Epitome of a tropical beach

My next day was much more enjoyable. I headed out of the city and intended to spend the day on the beach at Lanakai. It was Mother’s Day so a bit of R & R was allowed! The trip required two buses if I went the long way round, which, of course, I did. The buses on Oahu are reasonable and I purchased a day pass for $5.50. We drove through the suburbs and along the coast, past Sea World, and I alighted near Kailua. The walk from there to Lanakai beach took half an hour. I stopped for coffee on the way and the cafe was so appealing I resolved to return for lunch. Alas, I left it too late. They had stopped serving. It was too full even to sit for a snack and a much-needed beer.

The beach was everything I expect from a tropical beach; blue, warm water and fine white sand. It was also full! It was, of course, Sunday, Mother’s Day and perfect beach weather. However, I espied a ridge upon which people were walking. I hadn’t planned a hike, but it tempted me. Should I? I hadn’t got my boots and wondered if my sandals could cope. They could. The trail was called Pill Box for obvious reasons and it wasn’t as difficult as it looked from below. The view from the top was magnificent. I was glad I had made the effort and the swim, when I descended once again to the beach, was extra rewarding.

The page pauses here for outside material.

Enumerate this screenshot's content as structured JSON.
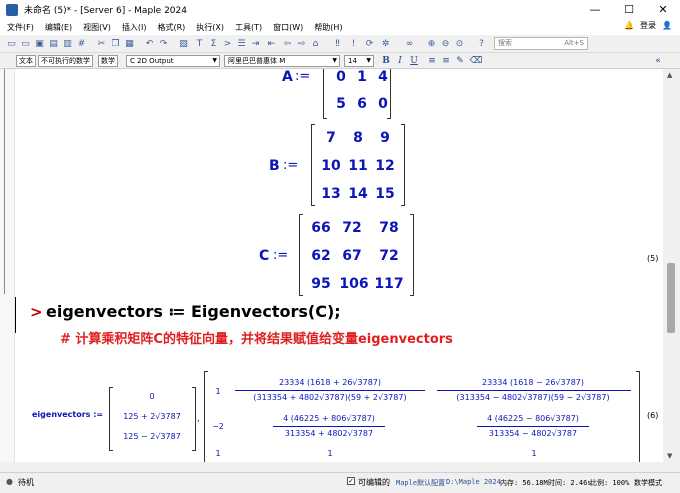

After being thwarted by the cafe, I walked the mile into Kailua town where I found a restaurant that offered the requisite beer and was also prepared to serve me food at that odd hour of the day, which is neither lunch nor dinner time. I devoured a delicious warm beetroot, kale and blue cheese salad. It should also have contained walnuts, but they had run out and someone had gone to buy them. Maybe they went to Honolulu as they hadn’t returned by the time I had finished! I paid up and caught the bus with perfect timing just as it started to rain. The direct bus returned me to the city in half the time of the outward journey.

On my last day, I visited Waikiki, it being another ‘must do’ sight of Honolulu. I walked from my accommodation, past Diamond Head, missed the Zoo which should have been there according to my map, and then all the way along the waterfront as far as the Hilton’s swimming pool/lagoon. I stopped twice to read my book for a while and finished my walk in the Ala Moana food court. Here I had my last Ahi Poki for lunch. This is a Hawaiian specialty of raw fish prepared with a variety of other ingredients. My preference is with sesame.

Back at the house and ready to leave for the airport, my anticipated ride did not eventuate. My hostess frantically phoned round her friends for help. A taxi appeared and I almost had enough change to pay the fare. So ended my trip to Hawaii!

Leave a Reply

Fill in your details below or click an icon to log in:

WordPress.com Logo

You are commenting using your WordPress.com account. Log Out /  Change )

Google photo

You are commenting using your Google account. Log Out /  Change )

Twitter picture

You are commenting using your Twitter account. Log Out /  Change )

Facebook photo

You are commenting using your Facebook account. Log Out /  Change )

Connecting to %s